• Record extracts
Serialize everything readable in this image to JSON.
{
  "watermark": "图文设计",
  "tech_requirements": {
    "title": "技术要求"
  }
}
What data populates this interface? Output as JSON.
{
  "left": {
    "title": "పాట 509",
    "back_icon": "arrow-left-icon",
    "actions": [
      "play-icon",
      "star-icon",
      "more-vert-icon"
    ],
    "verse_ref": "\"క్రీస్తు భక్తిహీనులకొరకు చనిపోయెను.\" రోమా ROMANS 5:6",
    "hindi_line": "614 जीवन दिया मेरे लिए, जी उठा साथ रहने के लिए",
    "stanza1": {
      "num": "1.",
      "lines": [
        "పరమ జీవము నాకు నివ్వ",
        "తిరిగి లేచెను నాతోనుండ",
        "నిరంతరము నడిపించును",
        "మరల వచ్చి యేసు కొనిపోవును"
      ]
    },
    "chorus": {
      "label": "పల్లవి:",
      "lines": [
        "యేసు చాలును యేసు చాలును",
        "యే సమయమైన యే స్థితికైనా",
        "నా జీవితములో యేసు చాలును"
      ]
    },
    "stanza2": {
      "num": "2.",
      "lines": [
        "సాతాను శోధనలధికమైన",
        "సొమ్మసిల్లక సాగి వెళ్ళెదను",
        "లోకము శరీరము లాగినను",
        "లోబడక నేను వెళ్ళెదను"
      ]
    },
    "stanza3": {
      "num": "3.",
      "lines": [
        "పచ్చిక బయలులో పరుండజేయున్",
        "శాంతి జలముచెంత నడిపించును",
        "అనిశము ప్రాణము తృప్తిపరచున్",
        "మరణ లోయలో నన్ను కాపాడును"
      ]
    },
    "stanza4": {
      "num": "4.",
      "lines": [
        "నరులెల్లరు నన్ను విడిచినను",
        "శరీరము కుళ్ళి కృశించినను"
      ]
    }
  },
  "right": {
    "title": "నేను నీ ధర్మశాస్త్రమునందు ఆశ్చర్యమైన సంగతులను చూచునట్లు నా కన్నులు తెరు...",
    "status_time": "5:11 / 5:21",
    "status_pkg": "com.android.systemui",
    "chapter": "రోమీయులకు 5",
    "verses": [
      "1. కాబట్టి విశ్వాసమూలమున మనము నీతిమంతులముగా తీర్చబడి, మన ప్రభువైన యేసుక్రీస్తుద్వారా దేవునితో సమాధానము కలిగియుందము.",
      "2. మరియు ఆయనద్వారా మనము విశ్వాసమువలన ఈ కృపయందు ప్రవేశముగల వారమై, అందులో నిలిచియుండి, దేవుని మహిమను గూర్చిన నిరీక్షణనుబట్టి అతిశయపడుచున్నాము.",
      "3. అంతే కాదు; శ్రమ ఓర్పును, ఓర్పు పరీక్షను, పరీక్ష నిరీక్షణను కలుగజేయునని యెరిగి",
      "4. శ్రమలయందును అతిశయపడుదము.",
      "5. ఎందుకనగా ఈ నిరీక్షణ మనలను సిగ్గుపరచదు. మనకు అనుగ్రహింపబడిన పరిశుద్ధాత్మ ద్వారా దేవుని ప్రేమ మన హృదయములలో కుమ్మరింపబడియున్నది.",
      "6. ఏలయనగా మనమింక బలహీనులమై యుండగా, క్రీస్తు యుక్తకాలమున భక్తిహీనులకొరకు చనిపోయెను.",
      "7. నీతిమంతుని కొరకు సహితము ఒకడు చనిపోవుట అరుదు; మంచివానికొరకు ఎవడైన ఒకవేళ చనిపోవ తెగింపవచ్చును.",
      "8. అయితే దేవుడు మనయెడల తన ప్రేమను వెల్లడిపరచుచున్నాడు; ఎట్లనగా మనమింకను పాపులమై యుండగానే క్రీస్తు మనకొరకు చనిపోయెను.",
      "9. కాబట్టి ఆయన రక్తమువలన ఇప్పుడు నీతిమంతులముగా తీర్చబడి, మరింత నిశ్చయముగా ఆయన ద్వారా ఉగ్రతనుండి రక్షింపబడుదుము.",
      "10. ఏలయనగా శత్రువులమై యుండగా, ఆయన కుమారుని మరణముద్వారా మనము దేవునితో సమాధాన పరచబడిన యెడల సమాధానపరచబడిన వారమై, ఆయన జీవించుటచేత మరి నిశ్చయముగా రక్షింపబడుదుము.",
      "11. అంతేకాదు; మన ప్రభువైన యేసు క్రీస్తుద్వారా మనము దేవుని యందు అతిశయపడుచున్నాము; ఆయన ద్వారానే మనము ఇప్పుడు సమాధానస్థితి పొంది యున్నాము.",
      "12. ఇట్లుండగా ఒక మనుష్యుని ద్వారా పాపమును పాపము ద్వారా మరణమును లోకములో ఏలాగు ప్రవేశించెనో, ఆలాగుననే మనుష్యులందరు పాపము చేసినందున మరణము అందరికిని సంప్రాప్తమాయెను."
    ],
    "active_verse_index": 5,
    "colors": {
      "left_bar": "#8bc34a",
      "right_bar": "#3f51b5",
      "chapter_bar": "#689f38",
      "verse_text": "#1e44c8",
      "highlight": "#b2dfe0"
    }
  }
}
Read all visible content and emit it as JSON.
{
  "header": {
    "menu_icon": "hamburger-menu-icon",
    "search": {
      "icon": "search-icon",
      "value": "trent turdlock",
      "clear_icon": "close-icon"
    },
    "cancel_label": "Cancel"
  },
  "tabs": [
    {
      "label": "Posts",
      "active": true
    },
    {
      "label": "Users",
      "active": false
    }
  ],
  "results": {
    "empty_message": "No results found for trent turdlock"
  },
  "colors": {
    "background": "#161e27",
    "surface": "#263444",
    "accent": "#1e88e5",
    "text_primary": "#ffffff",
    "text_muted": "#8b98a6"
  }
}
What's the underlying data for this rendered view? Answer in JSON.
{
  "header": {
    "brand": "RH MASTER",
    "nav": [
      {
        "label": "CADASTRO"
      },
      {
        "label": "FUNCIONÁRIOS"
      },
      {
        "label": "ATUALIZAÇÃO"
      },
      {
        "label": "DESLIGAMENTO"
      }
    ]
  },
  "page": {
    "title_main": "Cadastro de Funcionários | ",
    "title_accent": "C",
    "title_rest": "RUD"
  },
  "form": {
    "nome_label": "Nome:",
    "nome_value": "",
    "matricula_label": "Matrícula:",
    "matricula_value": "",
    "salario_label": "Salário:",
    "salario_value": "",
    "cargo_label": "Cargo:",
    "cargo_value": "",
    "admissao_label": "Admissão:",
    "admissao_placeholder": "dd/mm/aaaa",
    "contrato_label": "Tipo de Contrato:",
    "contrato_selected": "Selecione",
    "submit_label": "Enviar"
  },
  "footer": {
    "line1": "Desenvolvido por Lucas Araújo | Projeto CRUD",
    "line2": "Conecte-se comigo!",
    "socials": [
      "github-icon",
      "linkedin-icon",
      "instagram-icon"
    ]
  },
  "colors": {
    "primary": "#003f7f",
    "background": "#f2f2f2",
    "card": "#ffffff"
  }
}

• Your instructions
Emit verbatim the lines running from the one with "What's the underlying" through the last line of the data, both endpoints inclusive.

• Solution to this exercise
What's the underlying data for this rendered view? Answer in JSON.
{
  "header": {
    "brand": "RH MASTER",
    "nav": [
      {
        "label": "CADASTRO"
      },
      {
        "label": "FUNCIONÁRIOS"
      },
      {
        "label": "ATUALIZAÇÃO"
      },
      {
        "label": "DESLIGAMENTO"
      }
    ]
  },
  "page": {
    "title_main": "Cadastro de Funcionários | ",
    "title_accent": "C",
    "title_rest": "RUD"
  },
  "form": {
    "nome_label": "Nome:",
    "nome_value": "",
    "matricula_label": "Matrícula:",
    "matricula_value": "",
    "salario_label": "Salário:",
    "salario_value": "",
    "cargo_label": "Cargo:",
    "cargo_value": "",
    "admissao_label": "Admissão:",
    "admissao_placeholder": "dd/mm/aaaa",
    "contrato_label": "Tipo de Contrato:",
    "contrato_selected": "Selecione",
    "submit_label": "Enviar"
  },
  "footer": {
    "line1": "Desenvolvido por Lucas Araújo | Projeto CRUD",
    "line2": "Conecte-se comigo!",
    "socials": [
      "github-icon",
      "linkedin-icon",
      "instagram-icon"
    ]
  },
  "colors": {
    "primary": "#003f7f",
    "background": "#f2f2f2",
    "card": "#ffffff"
  }
}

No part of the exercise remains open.